The war in Ukraine is a reminder that there is nothing new under the sun ( Ecc. 1:9). This is because warfare in the region of Ukraine has been nearly constant for centuries.
Few people know, for example, that the Mongols under Genghis Khan conquered the Kievan Rus (now Ukraine) in the 13th Century and seriously threatened Muscovy (Russia) to the point that Muscovy was a client state of the Golden Horde. The Golden Horde (sometimes called Tartars) was an off shoot of the Mongol armies that eventually established a huge empire ranging from China and Korea in the east, to the plains of Hungary in the West. The below map shows the Mongol Empire after it splintered into four individual Khanates.
Alexander Nevsky is a famous Russian\Ukrainian hero who fended off Swedish and Teutonic invaders but also paid tribute to the Golden Horde. That made Muscovy a client state of the Golden Horde for a long time.
This does not mean that the Russians and Ukrainians are one and the same people, but to show that for centuries these Slavic peoples had much in common and were no strangers to warring against foreign invaders and among themselves.
All that to say, knowing a little about Russian\Ukrainian history does help to put the current conflict into a bit of a historical perspective.

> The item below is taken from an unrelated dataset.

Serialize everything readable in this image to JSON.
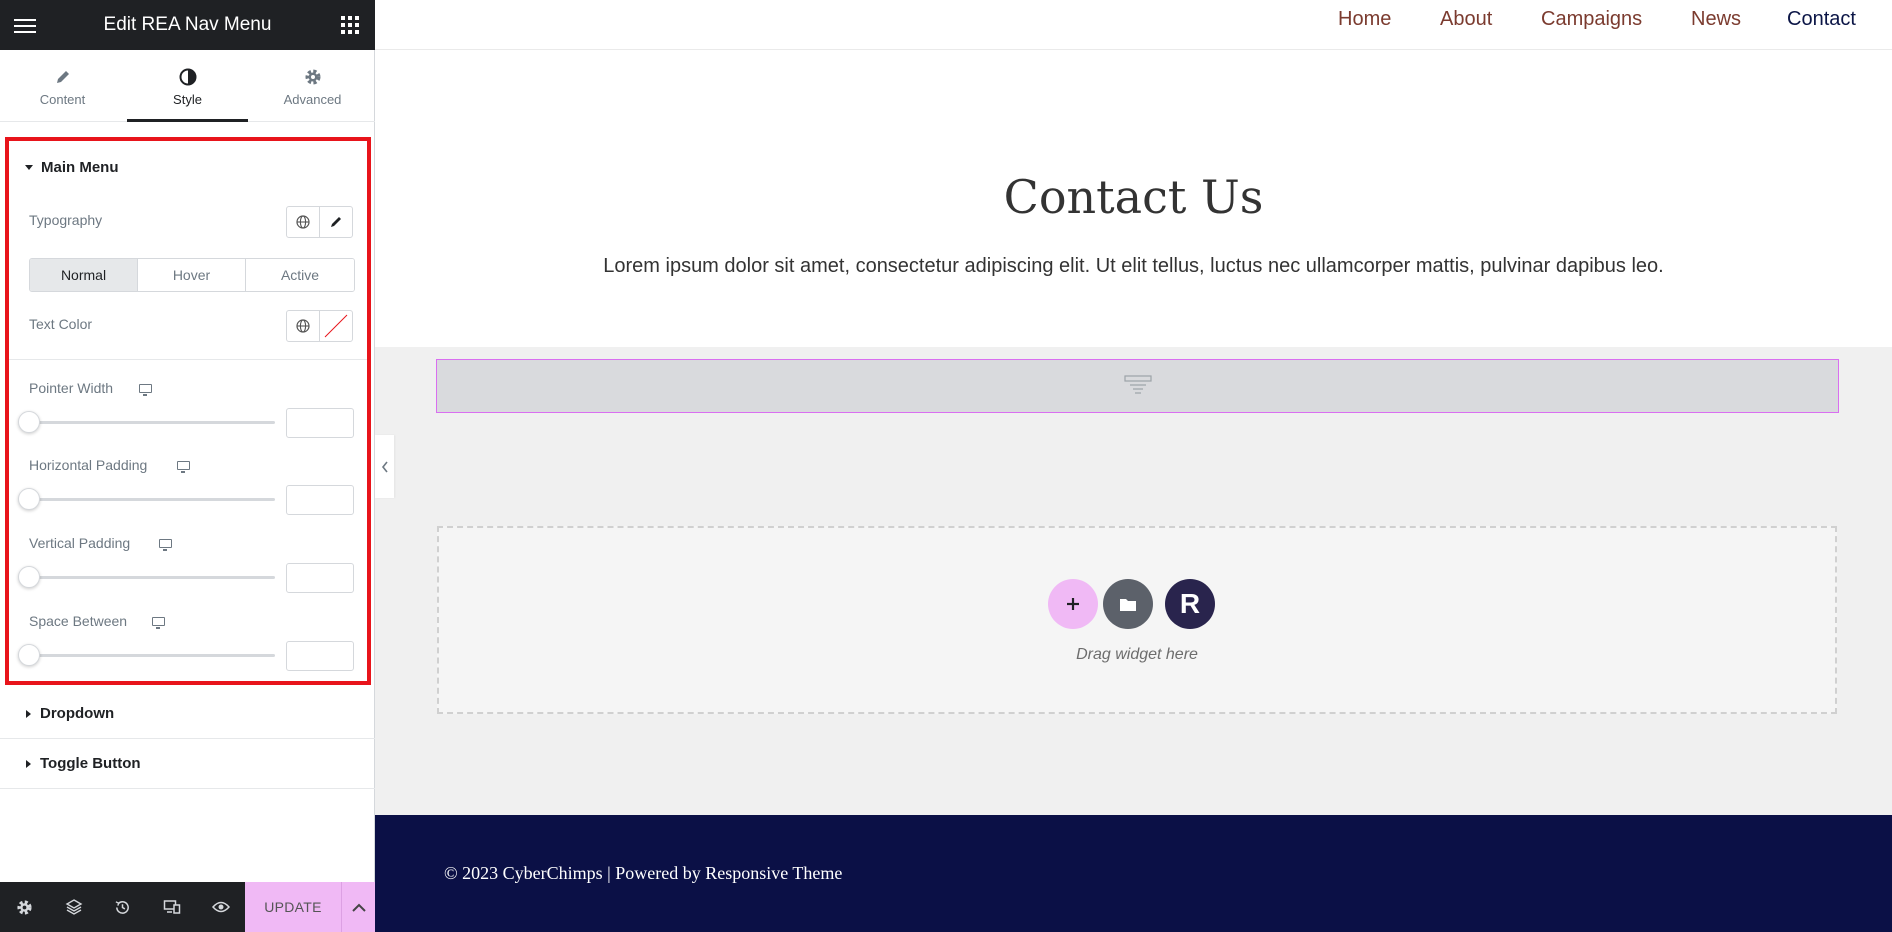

The Golden Horde background was the setting for our latest wargame. My friend (JZ) and I have an interest in the history of what we portray in a game; although the game is for fun and in no way glorifies the actual horrors of war. For us, painting and researching the model soldiers, building a terrain board, playing a game with easy to follow rules is a past-time that involves far more than an electronic wargame or PC simulation.
Our latest game involved my Muscovite\Kievan (Ukrainian-take your pick, medieval army versus an early Golden Horde army that consisted primarily of Mongol allies or subject peoples that included Koreans and Chinese. The game was remarkably colorful.

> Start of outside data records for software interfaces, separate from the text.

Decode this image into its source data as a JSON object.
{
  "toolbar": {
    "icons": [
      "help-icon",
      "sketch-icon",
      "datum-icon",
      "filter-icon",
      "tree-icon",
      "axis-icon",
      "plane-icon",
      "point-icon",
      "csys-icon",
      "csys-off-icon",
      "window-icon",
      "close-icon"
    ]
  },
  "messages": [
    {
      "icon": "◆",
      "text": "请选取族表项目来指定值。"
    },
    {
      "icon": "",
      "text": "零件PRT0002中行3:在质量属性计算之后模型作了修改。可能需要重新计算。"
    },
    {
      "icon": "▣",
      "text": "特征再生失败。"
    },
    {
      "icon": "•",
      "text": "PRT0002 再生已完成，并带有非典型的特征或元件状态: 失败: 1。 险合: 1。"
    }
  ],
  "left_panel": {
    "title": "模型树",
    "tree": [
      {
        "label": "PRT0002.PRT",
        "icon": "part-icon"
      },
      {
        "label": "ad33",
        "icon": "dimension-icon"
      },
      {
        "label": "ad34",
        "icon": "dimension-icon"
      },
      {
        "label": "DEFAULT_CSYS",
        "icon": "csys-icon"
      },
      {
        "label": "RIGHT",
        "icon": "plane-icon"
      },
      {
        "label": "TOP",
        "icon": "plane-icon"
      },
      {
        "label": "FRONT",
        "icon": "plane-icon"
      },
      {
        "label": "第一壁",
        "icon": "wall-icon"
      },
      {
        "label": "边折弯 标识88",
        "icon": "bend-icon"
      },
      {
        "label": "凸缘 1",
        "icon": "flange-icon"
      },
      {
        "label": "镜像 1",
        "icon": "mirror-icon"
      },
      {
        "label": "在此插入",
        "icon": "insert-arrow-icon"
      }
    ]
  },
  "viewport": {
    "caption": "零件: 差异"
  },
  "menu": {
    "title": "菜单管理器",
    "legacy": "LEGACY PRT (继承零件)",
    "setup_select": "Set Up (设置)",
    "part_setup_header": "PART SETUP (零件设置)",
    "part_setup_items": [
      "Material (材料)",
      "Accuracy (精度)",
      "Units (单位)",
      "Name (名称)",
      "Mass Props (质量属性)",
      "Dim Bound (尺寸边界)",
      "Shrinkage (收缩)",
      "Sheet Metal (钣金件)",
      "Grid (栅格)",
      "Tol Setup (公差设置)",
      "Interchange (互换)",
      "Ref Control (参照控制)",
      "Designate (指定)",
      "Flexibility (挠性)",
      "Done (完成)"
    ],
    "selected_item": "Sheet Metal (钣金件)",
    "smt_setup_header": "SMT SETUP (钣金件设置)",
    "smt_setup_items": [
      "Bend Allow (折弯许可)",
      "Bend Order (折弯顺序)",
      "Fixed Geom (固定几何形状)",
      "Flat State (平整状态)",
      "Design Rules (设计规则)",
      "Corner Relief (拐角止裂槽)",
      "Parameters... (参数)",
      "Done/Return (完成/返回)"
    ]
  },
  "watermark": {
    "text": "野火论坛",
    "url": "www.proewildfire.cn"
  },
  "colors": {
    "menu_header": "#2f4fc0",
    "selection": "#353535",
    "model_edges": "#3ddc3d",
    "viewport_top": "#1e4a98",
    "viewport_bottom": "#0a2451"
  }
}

The armies of the time (post the original Mongol Invasion under Genghis) mostly consisted of cavalry of various types. For both sides, heavy cavalry were common, as well as horse archers, although the Mongols favored light horse archers more so than the Russians. Infantry were often present in the battles but took a secondary role. The Russians who were usually defending were more apt to field infantry drawn from their city militias.

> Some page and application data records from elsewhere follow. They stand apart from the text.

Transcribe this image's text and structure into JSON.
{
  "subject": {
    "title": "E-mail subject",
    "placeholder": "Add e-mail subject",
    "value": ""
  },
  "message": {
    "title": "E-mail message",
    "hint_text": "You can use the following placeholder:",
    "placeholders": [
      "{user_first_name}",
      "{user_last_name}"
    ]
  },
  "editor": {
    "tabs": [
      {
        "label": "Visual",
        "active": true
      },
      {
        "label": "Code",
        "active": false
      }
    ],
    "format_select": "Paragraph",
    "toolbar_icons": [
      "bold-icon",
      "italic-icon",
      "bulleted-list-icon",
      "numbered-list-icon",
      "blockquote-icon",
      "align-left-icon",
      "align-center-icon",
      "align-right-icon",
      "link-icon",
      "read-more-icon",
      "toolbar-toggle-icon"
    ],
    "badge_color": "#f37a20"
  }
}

As an added twist that says something about the politics of the time, you could find Russians on the Mongol side and Mongols on the Russian side, as each pursued their own interests at the expense of any kind of national unity, since little of that really existed. Loyalty had more to do with the local warlord than it did with princes, kings or khans. A rare leader could unify contingents in a loose alliance but once that battle was over it would be back to petty squabbling among themselves.
Our game was a bit of a hodgepodge in that regard as Russian units were present on both sides; although my force was exclusively Russian.
The general idea of the game was the Russians were constructing a watch post on a small fort with a watch tower in order to protect the the village that was part of a larger Russian city, not too far distant from the village. The garrison of city militia has managed to construct some light fortifications but have yet to erect the watch tower, although their scouts have been active patrolling the fluid border.
A Mongol led army consisting mostly of allied or coerced troops have been spotted. Their intent is to knock down the outpost and pillage the near-by village for loot and slaves. The Russians send for reinforcements that consist of the mustered levy of cavalry led by the local Dvor (nobles). The pictures below will tell some of the story. The rules we use are Lion Rampant (Osprey Publications) by Dan Mersey.
The Russian City Militia in the fort managed to hold out against the horse archers that nearly surrounded them. They finally broke having taken 2\3 casualties. The Russian right two units of Dvor and one of lesser Boyar) drove back the Russians on the Mongol left and nearly managed a breakthrough only to lose their leader causing an army morale check. Four of six units lost morale had to fall back and although rallied the pause was fatal. By then the fort at fallen and the center of the Russian line breached. The remaining Russian City Militia would be helpless from the horse archers. The Russian commander (me) who took over after the real leader was killed. I ordered the Dvor and remaining cavalry to abandon the infantry and village and retire to the walls of the city. It was a harsh decision but it was better than Dvor being captured and tortured by the Mongols and their allies!
The figures used in the game were 1\72 plastic. The manufacturer’s were Strelets, a Ukrainian company, Zvezda, a Russian company, Red Box (Ukrainian) and a few Italeri (Italy based but absorbing smaller companies of various origins).